Caring for Health: Our Shared Endeavor has been a significant guiding resource in those important conversations and the ongoing process of shared moral deliberation at Lutheran HealthCare. In addressing the daunting ethical challenges of a pandemic or other public health emergency, we continue to look to the following guidance found in that ELCA Social Statement:
“Patients and health care professionals share responsibility to use health care resources wisely. Simply because a treatment or procedure exists does not mean that it should be used in every instance….We live with the tensions created by the limits of resources for health care, hoping for healing in this life while trusting in God’s promise of wholeness and eternal life.”
Acknowledgements: In creating this article, I am deeply indebted to fellow members of the Ethics and Legal Workgroup of the Greater New York Hospital Association (GNYHA) in coordination with the New York City Department of Health and Mental Hygiene (DOHMH) – a consultation group made possible through a grant from the Centers for Disease Control and Prevention (CDC). Also, I am very grateful to the Chief Medical Officer at LMC, Dr. Beth Raucher, and our Ethics/Legal/Palliative Care Pandemic Flu Subcommittee, which I was privileged to co-chair with Dr. Audrey Saitta. Many thanks as well go to friend and colleague, Kell Julliard, for his review and suggestions. Finally, the article cited below by Dr. Tia Powell, et. al. was a primary resource for both our work and this paper, and is highly commended.
 While now embraced by the Pandemic Flu Steering Committee at LMC and serving to guide its work, the material contained in this article does not represent board-approved system policy at Lutheran HealthCare.

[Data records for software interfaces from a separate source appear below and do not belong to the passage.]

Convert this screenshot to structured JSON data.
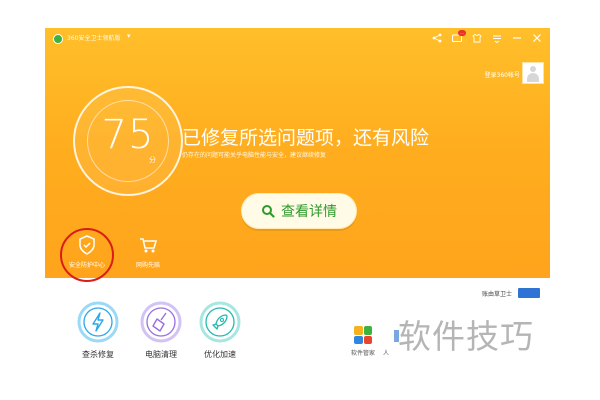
{
  "titlebar": {
    "title": "360安全卫士领航版",
    "caret": "▾"
  },
  "window_controls": {
    "share_icon": "share-icon",
    "message_icon": "message-icon",
    "message_badge": "...",
    "skin_icon": "skin-icon",
    "menu_icon": "menu-icon",
    "minimize_icon": "minimize-icon",
    "close_icon": "close-icon"
  },
  "account": {
    "login_label": "登录360帐号"
  },
  "status": {
    "score": "75",
    "score_unit": "分",
    "headline": "已修复所选问题项，还有风险",
    "subline": "仍存在的问题可能关乎电脑性能与安全，建议继续修复",
    "details_button": "查看详情"
  },
  "tools": [
    {
      "label": "安全防护中心",
      "icon": "shield-icon"
    },
    {
      "label": "网购先赔",
      "icon": "cart-icon"
    }
  ],
  "main_functions": [
    {
      "label": "查杀修复",
      "icon": "lightning-icon",
      "color": "#2aa7e8"
    },
    {
      "label": "电脑清理",
      "icon": "broom-icon",
      "color": "#9b6ee0"
    },
    {
      "label": "优化加速",
      "icon": "rocket-icon",
      "color": "#27b9b0"
    }
  ],
  "right_panel": {
    "button_text": "账由草卫士"
  },
  "apps": [
    {
      "label": "软件管家",
      "icon": "software-manager-icon"
    },
    {
      "label": "人",
      "icon": "app-icon"
    }
  ],
  "watermark": "软件技巧",
  "colors": {
    "panel": "#ffae1f",
    "accent_green": "#2f9a2c",
    "highlight_red": "#d91e17"
  }
}
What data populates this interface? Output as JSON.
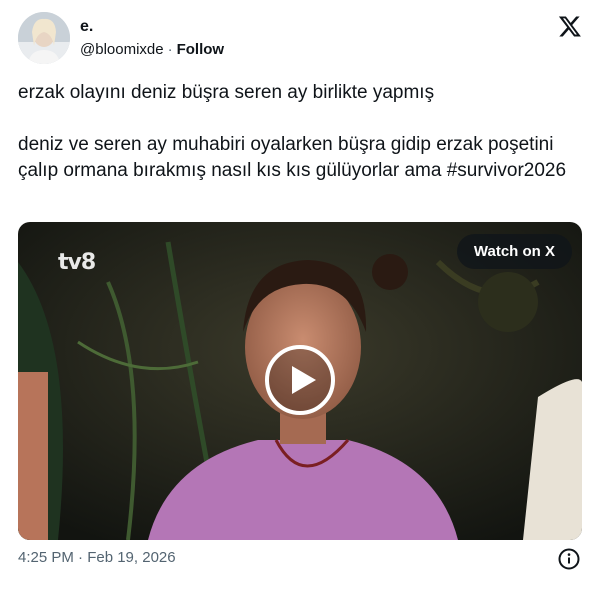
{
  "author": {
    "name": "e.",
    "handle": "@bloomixde",
    "separator": "·",
    "follow_label": "Follow"
  },
  "icons": {
    "platform_logo": "x-logo-icon",
    "play": "play-icon",
    "info": "info-icon"
  },
  "tweet": {
    "text": "erzak olayını deniz büşra seren ay birlikte yapmış\n\ndeniz ve seren ay muhabiri oyalarken büşra gidip erzak poşetini çalıp ormana bırakmış nasıl kıs kıs gülüyorlar ama #survivor2026"
  },
  "media": {
    "watch_label": "Watch on X",
    "channel_logo": "tv8"
  },
  "footer": {
    "timestamp": "4:25 PM · Feb 19, 2026"
  }
}
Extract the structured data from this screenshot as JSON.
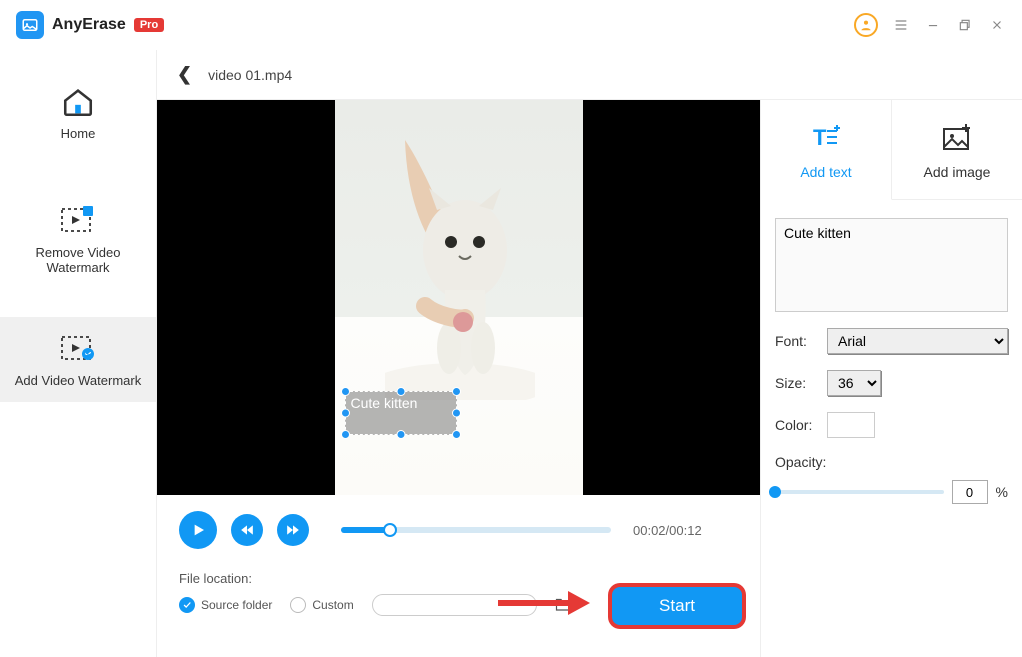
{
  "app": {
    "name": "AnyErase",
    "badge": "Pro"
  },
  "sidebar": {
    "items": [
      {
        "label": "Home"
      },
      {
        "label": "Remove Video Watermark"
      },
      {
        "label": "Add Video Watermark"
      }
    ]
  },
  "file": {
    "name": "video 01.mp4"
  },
  "overlay": {
    "text": "Cute kitten"
  },
  "playback": {
    "time_label": "00:02/00:12",
    "progress_pct": 18
  },
  "fileLocation": {
    "label": "File location:",
    "option_source": "Source folder",
    "option_custom": "Custom",
    "selected": "source",
    "custom_path": ""
  },
  "panel": {
    "tabs": [
      {
        "label": "Add text",
        "active": true
      },
      {
        "label": "Add image",
        "active": false
      }
    ],
    "text_value": "Cute kitten",
    "font_label": "Font:",
    "font_value": "Arial",
    "size_label": "Size:",
    "size_value": "36",
    "color_label": "Color:",
    "color_value": "#ffffff",
    "opacity_label": "Opacity:",
    "opacity_value": "0",
    "opacity_unit": "%"
  },
  "action": {
    "start_label": "Start"
  }
}
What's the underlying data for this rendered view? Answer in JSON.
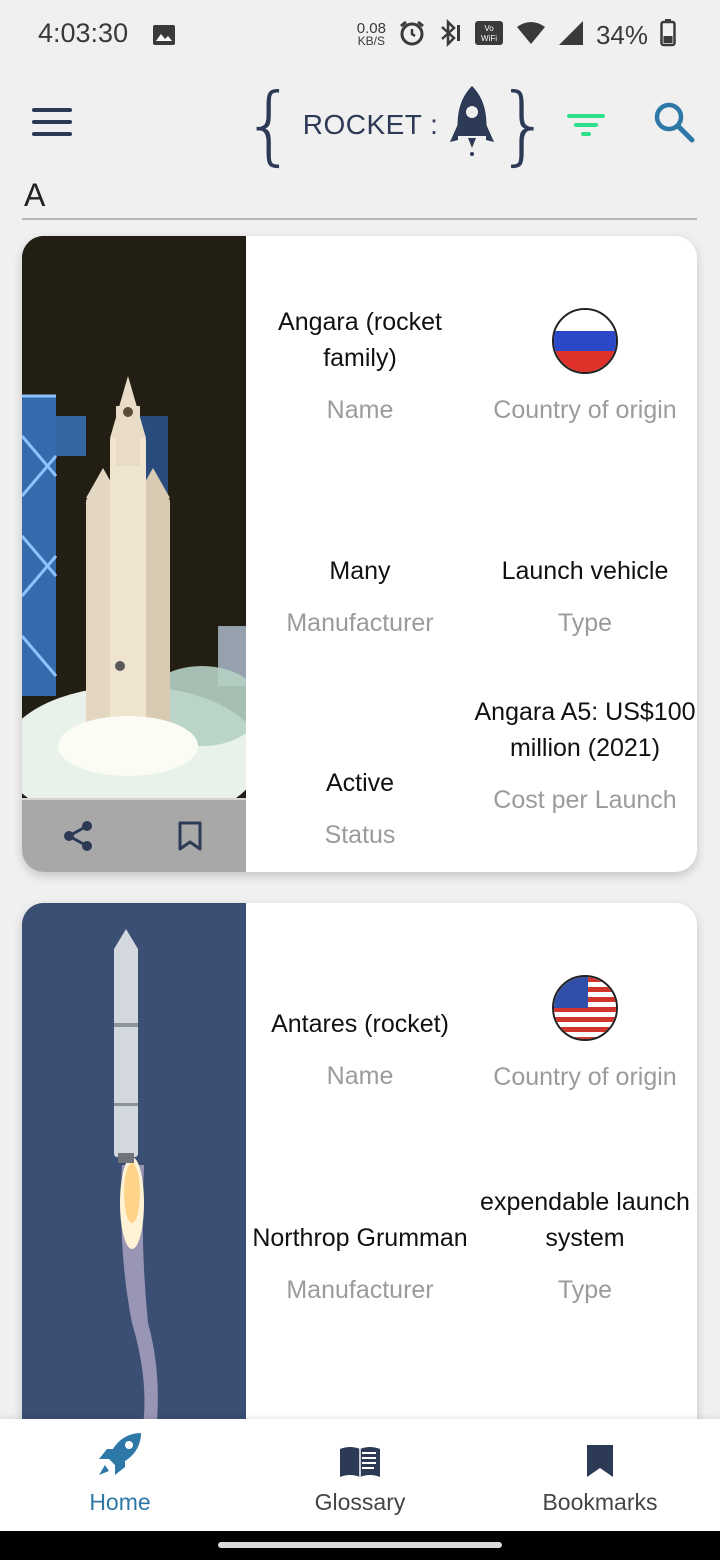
{
  "status_bar": {
    "time": "4:03:30",
    "speed_value": "0.08",
    "speed_unit": "KB/S",
    "battery": "34%",
    "icons": [
      "gallery-icon",
      "alarm-icon",
      "bluetooth-icon",
      "vowifi-icon",
      "wifi-icon",
      "signal-icon",
      "battery-icon"
    ]
  },
  "app_bar": {
    "logo_text": "ROCKET :",
    "menu_icon": "hamburger-menu-icon",
    "filter_icon": "filter-icon",
    "search_icon": "search-icon",
    "filter_color": "#2ee08a",
    "search_color": "#2e78a8"
  },
  "search": {
    "value": "A"
  },
  "rockets": [
    {
      "name": "Angara (rocket family)",
      "name_label": "Name",
      "country_label": "Country of origin",
      "country_flag": "russia-flag",
      "manufacturer": "Many",
      "manufacturer_label": "Manufacturer",
      "type": "Launch vehicle",
      "type_label": "Type",
      "status": "Active",
      "status_label": "Status",
      "cost": "Angara A5: US$100 million (2021)",
      "cost_label": "Cost per Launch"
    },
    {
      "name": "Antares (rocket)",
      "name_label": "Name",
      "country_label": "Country of origin",
      "country_flag": "usa-flag",
      "manufacturer": "Northrop Grumman",
      "manufacturer_label": "Manufacturer",
      "type": "expendable launch system",
      "type_label": "Type"
    }
  ],
  "bottom_nav": {
    "items": [
      {
        "label": "Home",
        "icon": "rocket-icon",
        "active": true
      },
      {
        "label": "Glossary",
        "icon": "book-icon",
        "active": false
      },
      {
        "label": "Bookmarks",
        "icon": "bookmark-icon",
        "active": false
      }
    ],
    "active_color": "#2e78a8"
  }
}
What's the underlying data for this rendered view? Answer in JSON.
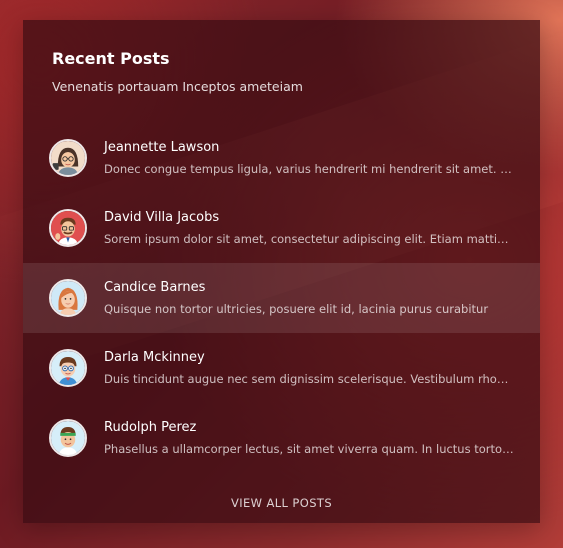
{
  "widget": {
    "title": "Recent Posts",
    "subtitle": "Venenatis portauam Inceptos ameteiam",
    "view_all_label": "VIEW ALL POSTS"
  },
  "posts": [
    {
      "name": "Jeannette Lawson",
      "excerpt": "Donec congue tempus ligula, varius hendrerit mi hendrerit sit amet. Duis ac quam sit amet leo feugiat",
      "avatar_icon": "woman-with-glasses-avatar-icon",
      "avatar_bg": "#f2dcc9",
      "active": false
    },
    {
      "name": "David Villa Jacobs",
      "excerpt": "Sorem ipsum dolor sit amet, consectetur adipiscing elit. Etiam mattis lobortis sapien non posuere",
      "avatar_icon": "man-with-glasses-avatar-icon",
      "avatar_bg": "#e04f4f",
      "active": false
    },
    {
      "name": "Candice Barnes",
      "excerpt": "Quisque non tortor ultricies, posuere elit id, lacinia purus curabitur",
      "avatar_icon": "woman-redhead-avatar-icon",
      "avatar_bg": "#cfe9f7",
      "active": true
    },
    {
      "name": "Darla Mckinney",
      "excerpt": "Duis tincidunt augue nec sem dignissim scelerisque. Vestibulum rhoncus sapien sed nulla aliquam",
      "avatar_icon": "boy-with-glasses-avatar-icon",
      "avatar_bg": "#d6eef9",
      "active": false
    },
    {
      "name": "Rudolph Perez",
      "excerpt": "Phasellus a ullamcorper lectus, sit amet viverra quam. In luctus tortor vel nulla pharetra bibendum",
      "avatar_icon": "man-with-headband-avatar-icon",
      "avatar_bg": "#d6eef9",
      "active": false
    }
  ]
}
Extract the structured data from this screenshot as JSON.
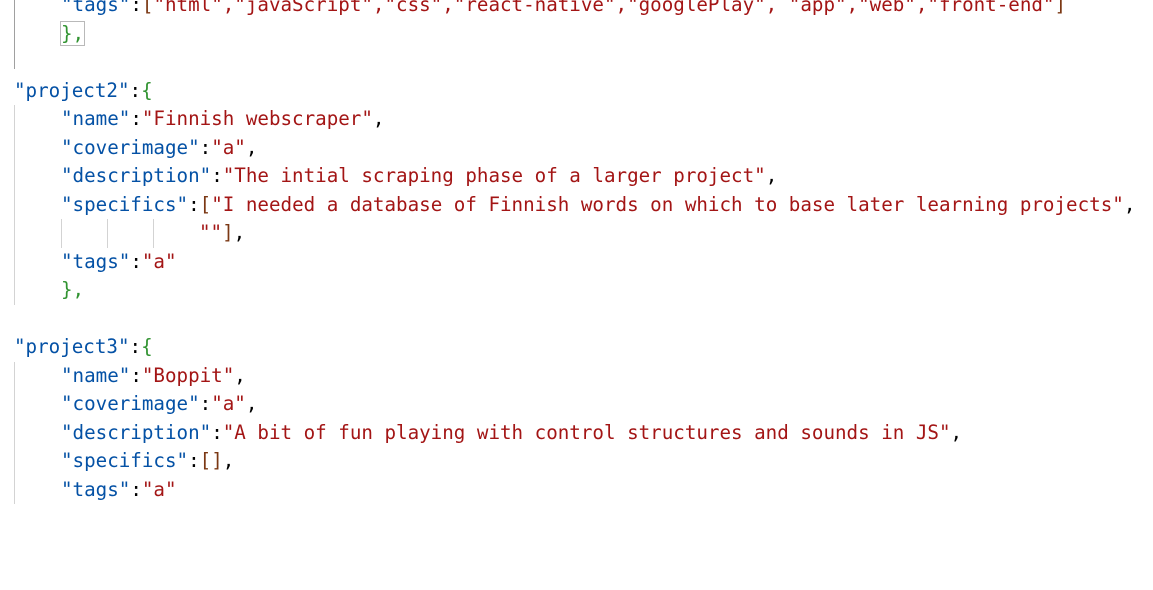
{
  "editor": {
    "tags_prev": {
      "key": "\"tags\"",
      "colon": ":",
      "open": "[",
      "items": "\"html\",\"javaScript\",\"css\",\"react-native\",\"googlePlay\", \"app\",\"web\",\"front-end\"",
      "close": "]"
    },
    "close_prev": "},",
    "project2": {
      "key": "\"project2\"",
      "colon": ":",
      "open": "{",
      "name_key": "\"name\"",
      "name_val": "\"Finnish webscraper\"",
      "cover_key": "\"coverimage\"",
      "cover_val": "\"a\"",
      "desc_key": "\"description\"",
      "desc_val": "\"The intial scraping phase of a larger project\"",
      "spec_key": "\"specifics\"",
      "spec_open": "[",
      "spec_item1": "\"I needed a database of Finnish words on which to base later learning projects\"",
      "spec_item2": "\"\"",
      "spec_close": "]",
      "tags_key": "\"tags\"",
      "tags_val": "\"a\"",
      "close": "},"
    },
    "project3": {
      "key": "\"project3\"",
      "colon": ":",
      "open": "{",
      "name_key": "\"name\"",
      "name_val": "\"Boppit\"",
      "cover_key": "\"coverimage\"",
      "cover_val": "\"a\"",
      "desc_key": "\"description\"",
      "desc_val": "\"A bit of fun playing with control structures and sounds in JS\"",
      "spec_key": "\"specifics\"",
      "spec_val": "[]",
      "tags_key": "\"tags\"",
      "tags_val": "\"a\""
    },
    "comma": ",",
    "colon": ":"
  }
}
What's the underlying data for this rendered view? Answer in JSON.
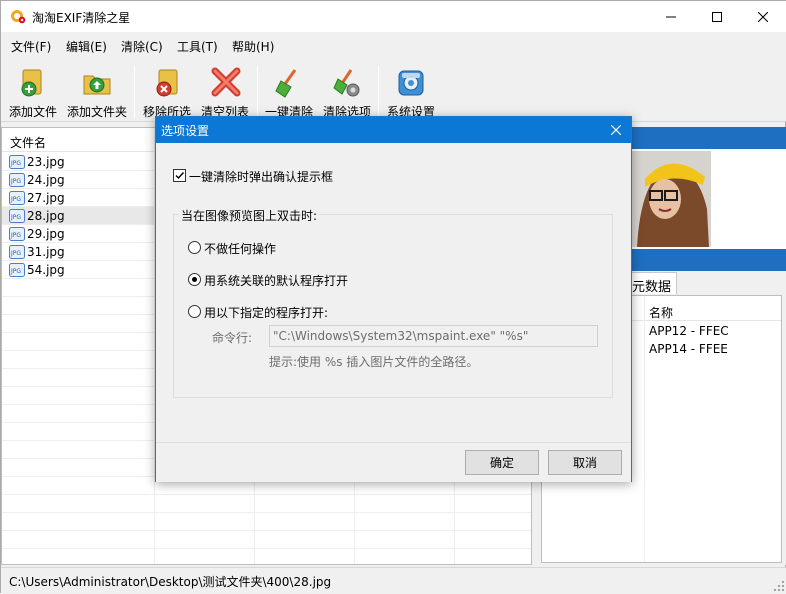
{
  "app": {
    "title": "淘淘EXIF清除之星"
  },
  "menu": [
    "文件(F)",
    "编辑(E)",
    "清除(C)",
    "工具(T)",
    "帮助(H)"
  ],
  "toolbar": {
    "add_file": "添加文件",
    "add_folder": "添加文件夹",
    "remove_selected": "移除所选",
    "clear_list": "清空列表",
    "one_click_clean": "一键清除",
    "clean_options": "清除选项",
    "settings": "系统设置"
  },
  "filelist": {
    "header": "文件名",
    "files": [
      "23.jpg",
      "24.jpg",
      "27.jpg",
      "28.jpg",
      "29.jpg",
      "31.jpg",
      "54.jpg"
    ],
    "selected_index": 3
  },
  "right_panel": {
    "tab_label": "元数据",
    "col_name": "名称",
    "rows": [
      "APP12 - FFEC",
      "APP14 - FFEE"
    ]
  },
  "status": {
    "path": "C:\\Users\\Administrator\\Desktop\\测试文件夹\\400\\28.jpg"
  },
  "dialog": {
    "title": "选项设置",
    "confirm_checkbox": "一键清除时弹出确认提示框",
    "confirm_checked": true,
    "group_title": "当在图像预览图上双击时:",
    "radio_none": "不做任何操作",
    "radio_default": "用系统关联的默认程序打开",
    "radio_custom": "用以下指定的程序打开:",
    "selected_radio": "default",
    "cmd_label": "命令行:",
    "cmd_value": "\"C:\\Windows\\System32\\mspaint.exe\" \"%s\"",
    "hint": "提示:使用 %s 插入图片文件的全路径。",
    "ok": "确定",
    "cancel": "取消"
  },
  "colors": {
    "accent": "#0b78d7",
    "panel_bar": "#1e6fc1"
  }
}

 “Caring for Health: Our Shared Endeavor”, A Social Statement of the Evangelical Lutheran Church in America, Augsburg Fortress Publishers, Minneapolis, MN, 2003.
 Powell, Tia, MD, Christ, Kelly, MHS, Birkhead, Guthrie, MD, MPH, “Allocation of Ventilators in a Public Health Disaster”, Disaster Medicine and Public Health Preparedness, Lippincott Williams & Wilkins, Vol. 2/No.1